It unfolds into a fullsize roadmap but I had a hard time scanning it and getting photoshop to merge the scans correctly. I plan on framing it to show the mini-maps. It’s a real nice piece.
A few weeks ago Chris and I packed our bags, loaded Mr. Mika into the car and headed down to sunny Charleston, SC to hear a talk by Aaron Draplin. If you’re not familiar with him, you should be. His work is iconic and bold with a no-bullshit attitude. He’s also one of the masterminds behind Field Notes.
His lecture hit on many points, outlining his modest beginnings in the Midwest, poking fun at himself along the way while also acknowledging his successes. Draplin’s vulgarity-laced talk was one of the most authentic and down to earth lectures that I’ve ever heard.
Unlike lectures I’ve been to in the past I left feeling not only creatively inspired but also inspired to do more for the community and to change my thinking overall. A few points that have really stuck with me:
1. “*&#@ clients!”
It’s easy to become frustrated with clients and blame everything on them when in reality most projects go sour because of our own lack of salesmanship. Sometimes though, you just get stuck with a really close-minded person and you end up having to do some really soul crushing design involving curlz. We should revel in projects that go well, rather than focusing negative energy on projects that head south. Do what you have to do to finish it up and do the best that you can. If you find yourself doing work that you hate, do work that you love off hours and do it a lot.
2. Be inspired by history

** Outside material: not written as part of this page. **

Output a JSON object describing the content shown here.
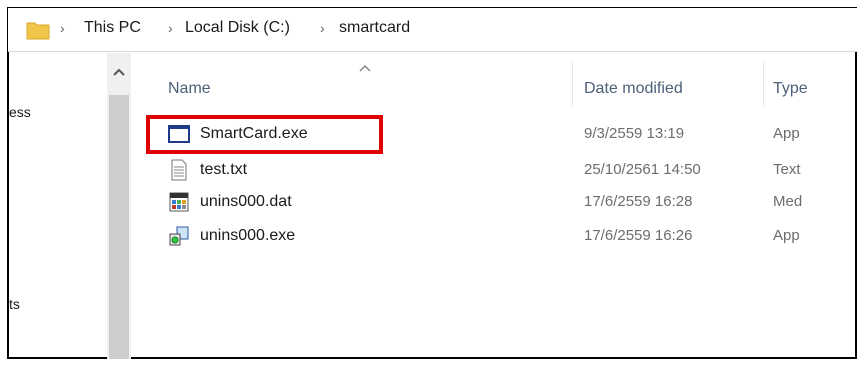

I’ve always loved old design. Old brochures, stickers, labels, branding—hell I even love old music. The limitations of the time forced designers to think intelligently about what they were doing, each element had to be carefully cut and arranged. A lot of type was done by hand, it’s laborious and beautiful work. We take for granted how easy we have it as designers today, surrounded by millions of fonts and software that grows more and more (dangerously) intelligent and helpful. There’s something beautiful about clean design, not just design that’s white but design that is concise, intelligent and beautiful. It’s a skill that the modern designers are quickly losing. Less truly is more.
3. Share what you love
This is something I know I struggle with. In your portfolio, don’t just show everything you have, show the best work. Even if it made you no money and is for a no-name client. I have some work that I’ve done for big brands that I just don’t show. Design by committee rarely has a good outcome. I want to show it, because I’m proud of having worked with that particular brand, but the final product was just not so great. Truth be told, some of my best work is stuff I did for fun for friends or non-profit clients. I think this is especially true for students and recent grads, they don’t have much to show being straight out of school so they just show everything they ever did in school. Do good work on your own and only show what you love.
It’s funny how lost you can get on the internet—one path leads to another and suddenly I find myself watching videos and reading about abandoned places. On one of these occasions, I ended up on the YouTube channel of a user named ransriggs. His writing and videos are absolutely lovely, he definitely has a knack for storytelling.